But as a freight forwarder, Amazon wouldn't be putting its own ships in the water. Instead, it would be selling existing capacity, and managing the shipping process. An international Amazon freight service could oversee a products' journey from ramp the at a Chinese factory all the way to an American warehouse.
As Flexport CEO Ryan Petersen points out, this could be a perfect business for Amazon, thanks to the company's legendary ability to master software automation that could reduce the cost of everything from customs clearance to inventory tracking.
For more on Amazon's quest for total shipping domination, watch:
Petersen also has a compelling explanation of why the license sits with Amazon China, not the U.S. organization. American importers using Amazon's shipping service would have to reveal their suppliers and costs, which they may be unwilling to do for fear that Amazon would use that information to better compete with them.
In contrast, Chinese producers have nothing to hide from the company giving them access to their biggest market.

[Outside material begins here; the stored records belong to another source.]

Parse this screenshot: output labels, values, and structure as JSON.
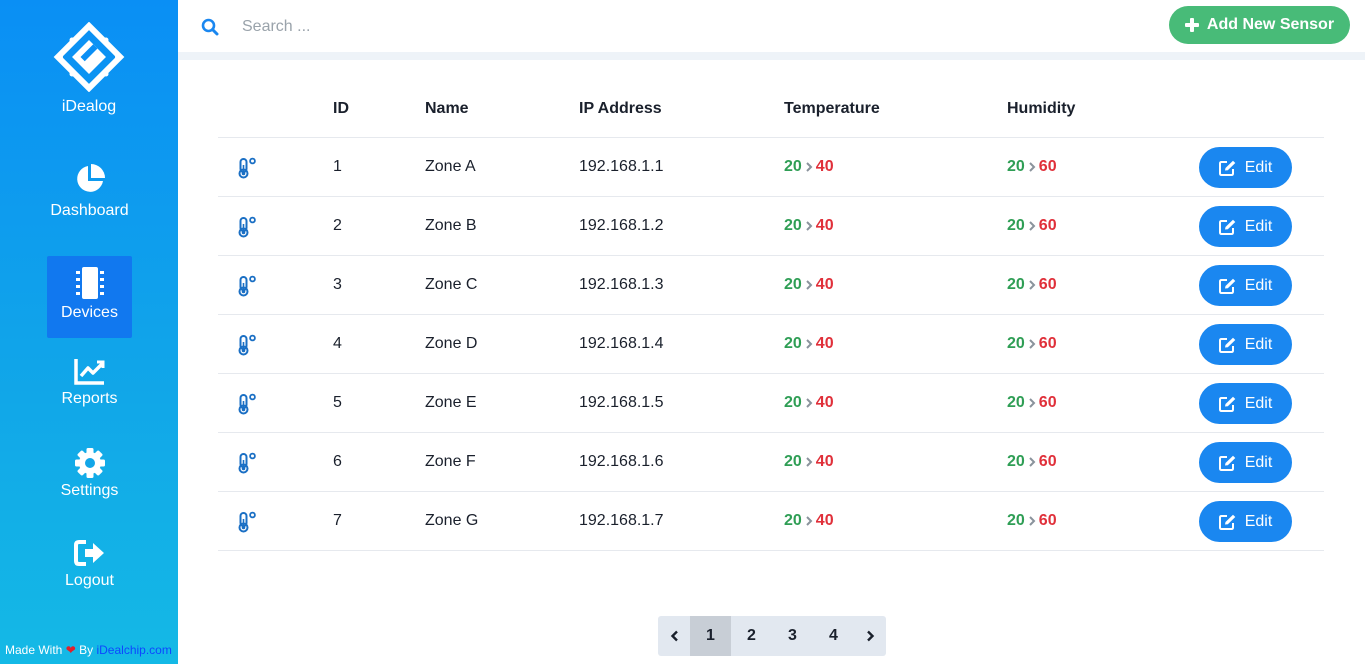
{
  "app": {
    "name": "iDealog"
  },
  "sidebar": {
    "items": [
      {
        "label": "Dashboard",
        "icon": "pie-chart-icon",
        "active": false
      },
      {
        "label": "Devices",
        "icon": "chip-icon",
        "active": true
      },
      {
        "label": "Reports",
        "icon": "line-chart-icon",
        "active": false
      },
      {
        "label": "Settings",
        "icon": "gear-icon",
        "active": false
      },
      {
        "label": "Logout",
        "icon": "logout-icon",
        "active": false
      }
    ],
    "footer": {
      "made_with": "Made With",
      "by": "By",
      "site": "iDealchip.com"
    }
  },
  "topbar": {
    "search_placeholder": "Search ...",
    "add_button_label": "Add New Sensor"
  },
  "table": {
    "headers": {
      "id": "ID",
      "name": "Name",
      "ip": "IP Address",
      "temperature": "Temperature",
      "humidity": "Humidity"
    },
    "edit_label": "Edit",
    "rows": [
      {
        "id": "1",
        "name": "Zone A",
        "ip": "192.168.1.1",
        "temp_min": "20",
        "temp_max": "40",
        "hum_min": "20",
        "hum_max": "60"
      },
      {
        "id": "2",
        "name": "Zone B",
        "ip": "192.168.1.2",
        "temp_min": "20",
        "temp_max": "40",
        "hum_min": "20",
        "hum_max": "60"
      },
      {
        "id": "3",
        "name": "Zone C",
        "ip": "192.168.1.3",
        "temp_min": "20",
        "temp_max": "40",
        "hum_min": "20",
        "hum_max": "60"
      },
      {
        "id": "4",
        "name": "Zone D",
        "ip": "192.168.1.4",
        "temp_min": "20",
        "temp_max": "40",
        "hum_min": "20",
        "hum_max": "60"
      },
      {
        "id": "5",
        "name": "Zone E",
        "ip": "192.168.1.5",
        "temp_min": "20",
        "temp_max": "40",
        "hum_min": "20",
        "hum_max": "60"
      },
      {
        "id": "6",
        "name": "Zone F",
        "ip": "192.168.1.6",
        "temp_min": "20",
        "temp_max": "40",
        "hum_min": "20",
        "hum_max": "60"
      },
      {
        "id": "7",
        "name": "Zone G",
        "ip": "192.168.1.7",
        "temp_min": "20",
        "temp_max": "40",
        "hum_min": "20",
        "hum_max": "60"
      }
    ]
  },
  "pagination": {
    "pages": [
      "1",
      "2",
      "3",
      "4"
    ],
    "current": "1"
  },
  "colors": {
    "accent": "#1a87f0",
    "add": "#48bb78",
    "min": "#2f9e55",
    "max": "#e0303a"
  }
}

That points to either a limitation in Amazon's logistics ambitions—or a foreboding shadow over the many importers that make big money on the website. Some sellers will never be comfortable with giving Amazon total access to their supply chain. And because Amazon's freight services wouldn't need to deliver big (read: any) profits, the Chinese producers willing to use it could get a huge boost. If Amazon can connect those producers directly to the American market, while giving them cheaper freight rates than American importers can access, even major brands that source from China could end up all wet.